Description of the task: Every record needs to come back as written, except for the pictures.

Exercise data:

────────────────

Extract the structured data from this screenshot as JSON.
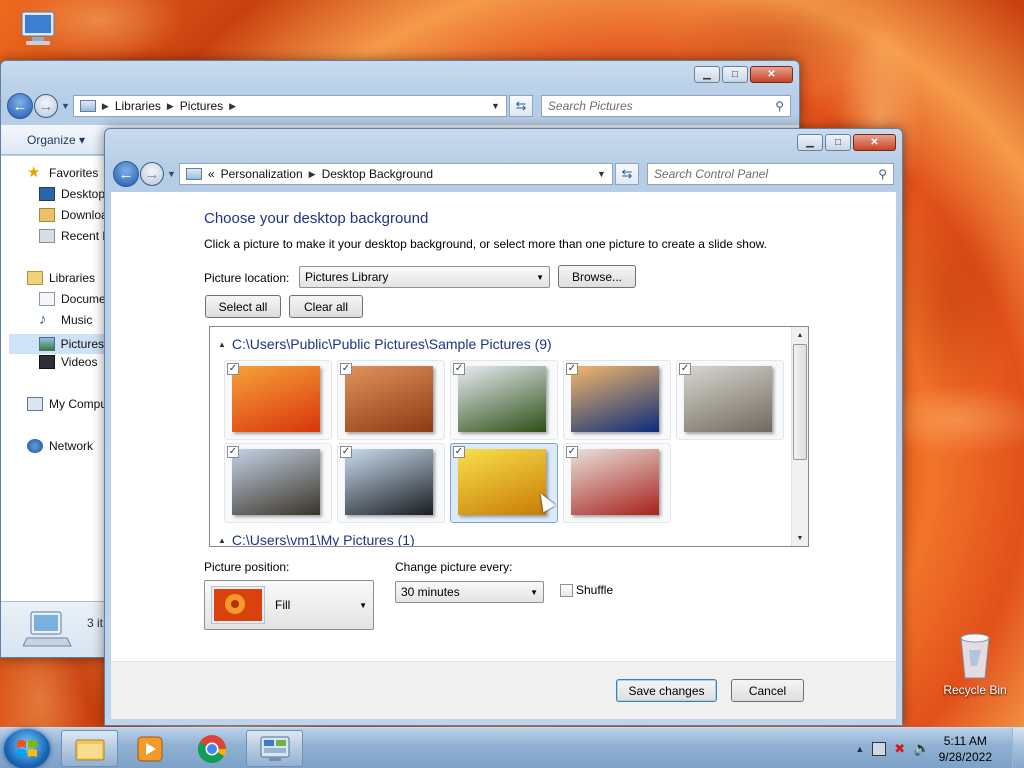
{
  "desktop": {
    "icons": [
      {
        "name": "computer",
        "label": ""
      },
      {
        "name": "recycle-bin",
        "label": "Recycle Bin"
      }
    ]
  },
  "explorer": {
    "path": [
      "Libraries",
      "Pictures"
    ],
    "search_placeholder": "Search Pictures",
    "toolbar": {
      "organize": "Organize"
    },
    "nav": {
      "favorites": "Favorites",
      "desktop": "Desktop",
      "downloads": "Downloa",
      "recent": "Recent P",
      "libraries": "Libraries",
      "documents": "Docume",
      "music": "Music",
      "pictures": "Pictures",
      "videos": "Videos",
      "computer": "My Compu",
      "network": "Network"
    },
    "details": "3 it"
  },
  "control_panel": {
    "path_prefix": "«",
    "path": [
      "Personalization",
      "Desktop Background"
    ],
    "search_placeholder": "Search Control Panel",
    "heading": "Choose your desktop background",
    "description": "Click a picture to make it your desktop background, or select more than one picture to create a slide show.",
    "picture_location_label": "Picture location:",
    "picture_location_value": "Pictures Library",
    "browse_button": "Browse...",
    "select_all": "Select all",
    "clear_all": "Clear all",
    "groups": [
      {
        "title": "C:\\Users\\Public\\Public Pictures\\Sample Pictures (9)"
      },
      {
        "title": "C:\\Users\\vm1\\My Pictures (1)"
      }
    ],
    "thumbnails": [
      {
        "name": "chrysanthemum",
        "checked": "✓",
        "colors": [
          "#f6a13a",
          "#d8360b"
        ]
      },
      {
        "name": "desert",
        "checked": "✓",
        "colors": [
          "#e0935c",
          "#8c3b14"
        ]
      },
      {
        "name": "hydrangeas",
        "checked": "✓",
        "colors": [
          "#e7ecf1",
          "#2d4f16"
        ]
      },
      {
        "name": "jellyfish",
        "checked": "✓",
        "colors": [
          "#f3b86a",
          "#0b2c7a"
        ]
      },
      {
        "name": "koala",
        "checked": "✓",
        "colors": [
          "#d9d6cf",
          "#6f6a60"
        ]
      },
      {
        "name": "lighthouse",
        "checked": "✓",
        "colors": [
          "#c4d2e6",
          "#3a3326"
        ]
      },
      {
        "name": "penguins",
        "checked": "✓",
        "colors": [
          "#c9dcef",
          "#1a1d22"
        ]
      },
      {
        "name": "tulips",
        "checked": "✓",
        "colors": [
          "#f8e04a",
          "#c87b06"
        ]
      },
      {
        "name": "santa",
        "checked": "✓",
        "colors": [
          "#e8e2db",
          "#a8201b"
        ]
      }
    ],
    "picture_position_label": "Picture position:",
    "picture_position_value": "Fill",
    "change_every_label": "Change picture every:",
    "change_every_value": "30 minutes",
    "shuffle_label": "Shuffle",
    "save_changes": "Save changes",
    "cancel": "Cancel"
  },
  "taskbar": {
    "apps": [
      "windows-explorer",
      "media-player",
      "chrome",
      "control-panel"
    ],
    "time": "5:11 AM",
    "date": "9/28/2022"
  }
}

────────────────

Reply:
Extract the structured data from this screenshot as JSON.
{
  "desktop": {
    "icons": [
      {
        "name": "computer",
        "label": ""
      },
      {
        "name": "recycle-bin",
        "label": "Recycle Bin"
      }
    ]
  },
  "explorer": {
    "path": [
      "Libraries",
      "Pictures"
    ],
    "search_placeholder": "Search Pictures",
    "toolbar": {
      "organize": "Organize"
    },
    "nav": {
      "favorites": "Favorites",
      "desktop": "Desktop",
      "downloads": "Downloa",
      "recent": "Recent P",
      "libraries": "Libraries",
      "documents": "Docume",
      "music": "Music",
      "pictures": "Pictures",
      "videos": "Videos",
      "computer": "My Compu",
      "network": "Network"
    },
    "details": "3 it"
  },
  "control_panel": {
    "path_prefix": "«",
    "path": [
      "Personalization",
      "Desktop Background"
    ],
    "search_placeholder": "Search Control Panel",
    "heading": "Choose your desktop background",
    "description": "Click a picture to make it your desktop background, or select more than one picture to create a slide show.",
    "picture_location_label": "Picture location:",
    "picture_location_value": "Pictures Library",
    "browse_button": "Browse...",
    "select_all": "Select all",
    "clear_all": "Clear all",
    "groups": [
      {
        "title": "C:\\Users\\Public\\Public Pictures\\Sample Pictures (9)"
      },
      {
        "title": "C:\\Users\\vm1\\My Pictures (1)"
      }
    ],
    "thumbnails": [
      {
        "name": "chrysanthemum",
        "checked": "✓",
        "colors": [
          "#f6a13a",
          "#d8360b"
        ]
      },
      {
        "name": "desert",
        "checked": "✓",
        "colors": [
          "#e0935c",
          "#8c3b14"
        ]
      },
      {
        "name": "hydrangeas",
        "checked": "✓",
        "colors": [
          "#e7ecf1",
          "#2d4f16"
        ]
      },
      {
        "name": "jellyfish",
        "checked": "✓",
        "colors": [
          "#f3b86a",
          "#0b2c7a"
        ]
      },
      {
        "name": "koala",
        "checked": "✓",
        "colors": [
          "#d9d6cf",
          "#6f6a60"
        ]
      },
      {
        "name": "lighthouse",
        "checked": "✓",
        "colors": [
          "#c4d2e6",
          "#3a3326"
        ]
      },
      {
        "name": "penguins",
        "checked": "✓",
        "colors": [
          "#c9dcef",
          "#1a1d22"
        ]
      },
      {
        "name": "tulips",
        "checked": "✓",
        "colors": [
          "#f8e04a",
          "#c87b06"
        ]
      },
      {
        "name": "santa",
        "checked": "✓",
        "colors": [
          "#e8e2db",
          "#a8201b"
        ]
      }
    ],
    "picture_position_label": "Picture position:",
    "picture_position_value": "Fill",
    "change_every_label": "Change picture every:",
    "change_every_value": "30 minutes",
    "shuffle_label": "Shuffle",
    "save_changes": "Save changes",
    "cancel": "Cancel"
  },
  "taskbar": {
    "apps": [
      "windows-explorer",
      "media-player",
      "chrome",
      "control-panel"
    ],
    "time": "5:11 AM",
    "date": "9/28/2022"
  }
}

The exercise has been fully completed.